drawing of Cape Charles lighthouse
Cape Charles


Few images are as evocative as a lighthouse on a rocky shore, guarding mariners and passengers as they navigate the currents, storms, and shifting shoals of America's coastal and inland waterways. Since the establishment of the first lighthouse in America at Boston Harbor in 1716, lighthouses have played a critical role in providing safe passage for all maritime activities. Although their form and appearance vary according to region or the body of water they guard, the lighthouse remains one of the most recognizable images of the maritime world. Yet like all historic structures, they require maintenance, care, and the attention of responsible, enthusiastic stewards. This is made even more essential due to the harsh conditions of marine or riverine environments where lighthouses stand.

In historic periods, the lighthouse keeper had the primary responsibility for care of the lighthouse. Today, the United States Coast Guard is the owner of most active lighthouses, or at least of the optic itself. Federal agencies such as the National Park Service may own or cooperatively manage lighthouses with the USCG, or private friends’ groups. For the many lighthouses decommissioned when they are no longer needed, any number of possibilities become options—but they all require care and attention.

The National Park Service administers various programs that may provide guidance or assistance to individuals or groups wishing to care for a lighthouse. Enacted in 2000, the National Historic Lighthouse Preservation Act (NHLPA) provides a mechanism for the disposal of Federally-owned historic light stations that have been declared excess to the needs of the responsible agency. The NHLPA allows them to be transferred at no cost to Federal agencies, State and local governments, nonprofit corporations, educational agencies, and community development organizations. These entities must agree to comply with conditions set forth in the NHLPA and be financially able to maintain the historic light station. The eligible entity to which the historic light station is conveyed must make the station available for education, park, recreation, cultural, or historic preservation purposes for the general public at reasonable times and under reasonable conditions. Lighthouses listed in or eligible for the National Register of Historic Places may be eligible for a state or federal historic rehabilitation tax credit; depending on certain conditions, some may also be eligible for various grant programs. Finally, the NPS National Maritime Heritage Program maintains inventories of historic light stations, educational resources, and links to preservation standards for those wishing to learn more, and when funding is available, provides grants for preservation of historic maritime properties. Contact the National Park Service for information about any of these programs.

Other funding or guidance for historic lighthouse preservation may be found elsewhere. The United States Coast Guard’s Historian's Office maintains documentation, photographs, official publications, oral histories, and other artifacts on the history of both the U.S. Lighthouse and Life-saving Service. The United States Lighthouse Society is a non-profit organization dedicated to historic lighthouses, with a large amount of resource material available to the public.
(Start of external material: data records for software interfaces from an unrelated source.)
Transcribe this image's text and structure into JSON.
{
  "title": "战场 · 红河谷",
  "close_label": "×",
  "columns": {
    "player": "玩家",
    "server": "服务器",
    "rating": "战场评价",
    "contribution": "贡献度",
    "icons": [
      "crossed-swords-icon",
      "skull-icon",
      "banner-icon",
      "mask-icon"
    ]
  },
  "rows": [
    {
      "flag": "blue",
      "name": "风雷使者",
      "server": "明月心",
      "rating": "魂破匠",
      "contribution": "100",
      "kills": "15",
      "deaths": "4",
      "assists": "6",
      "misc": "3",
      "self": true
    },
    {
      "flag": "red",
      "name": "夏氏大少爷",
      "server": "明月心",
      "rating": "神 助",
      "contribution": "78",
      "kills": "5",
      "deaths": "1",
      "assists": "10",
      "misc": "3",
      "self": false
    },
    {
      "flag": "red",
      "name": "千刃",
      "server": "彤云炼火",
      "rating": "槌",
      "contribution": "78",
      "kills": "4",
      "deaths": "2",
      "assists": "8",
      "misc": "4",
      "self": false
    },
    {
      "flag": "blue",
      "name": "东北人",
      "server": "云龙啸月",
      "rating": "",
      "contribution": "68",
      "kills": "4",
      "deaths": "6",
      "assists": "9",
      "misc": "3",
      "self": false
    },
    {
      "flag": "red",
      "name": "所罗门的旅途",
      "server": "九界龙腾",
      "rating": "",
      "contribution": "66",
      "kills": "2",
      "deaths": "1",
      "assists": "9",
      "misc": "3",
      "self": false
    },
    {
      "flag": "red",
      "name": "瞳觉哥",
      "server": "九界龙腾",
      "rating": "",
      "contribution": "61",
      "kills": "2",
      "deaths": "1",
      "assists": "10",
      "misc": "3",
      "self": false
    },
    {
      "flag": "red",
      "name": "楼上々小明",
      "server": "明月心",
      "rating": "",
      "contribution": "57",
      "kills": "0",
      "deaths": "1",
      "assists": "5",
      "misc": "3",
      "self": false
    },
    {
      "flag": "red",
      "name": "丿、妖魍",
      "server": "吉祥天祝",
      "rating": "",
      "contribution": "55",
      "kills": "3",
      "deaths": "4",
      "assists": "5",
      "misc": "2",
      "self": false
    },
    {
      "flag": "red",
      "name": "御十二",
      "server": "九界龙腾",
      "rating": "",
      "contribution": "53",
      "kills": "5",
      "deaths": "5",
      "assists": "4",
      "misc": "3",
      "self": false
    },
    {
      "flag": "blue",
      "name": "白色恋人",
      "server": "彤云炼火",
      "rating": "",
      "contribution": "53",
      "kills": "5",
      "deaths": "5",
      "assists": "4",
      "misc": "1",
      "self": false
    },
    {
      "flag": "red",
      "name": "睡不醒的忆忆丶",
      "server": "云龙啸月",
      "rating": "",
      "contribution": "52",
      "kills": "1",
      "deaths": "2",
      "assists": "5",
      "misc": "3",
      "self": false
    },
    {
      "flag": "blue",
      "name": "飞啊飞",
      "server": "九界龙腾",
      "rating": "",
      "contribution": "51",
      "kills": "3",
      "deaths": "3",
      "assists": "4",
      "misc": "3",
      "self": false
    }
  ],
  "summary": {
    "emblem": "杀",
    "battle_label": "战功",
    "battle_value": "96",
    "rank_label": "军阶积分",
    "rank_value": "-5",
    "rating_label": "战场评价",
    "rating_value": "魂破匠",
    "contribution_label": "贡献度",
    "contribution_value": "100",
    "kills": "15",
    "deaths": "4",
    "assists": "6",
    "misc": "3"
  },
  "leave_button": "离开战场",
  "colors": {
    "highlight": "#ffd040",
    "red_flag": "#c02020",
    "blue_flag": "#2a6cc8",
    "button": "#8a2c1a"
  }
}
States or local governments may also be sources of information. The state of Michigan—the state with the most lighthouses—makes information about its lighthouses easily available to the public. State Historic Preservation Offices, particularly in states with a large number of lighthouses, may also have information or resources to aid those interested in preserving historic lights.

Last updated: September 16, 2019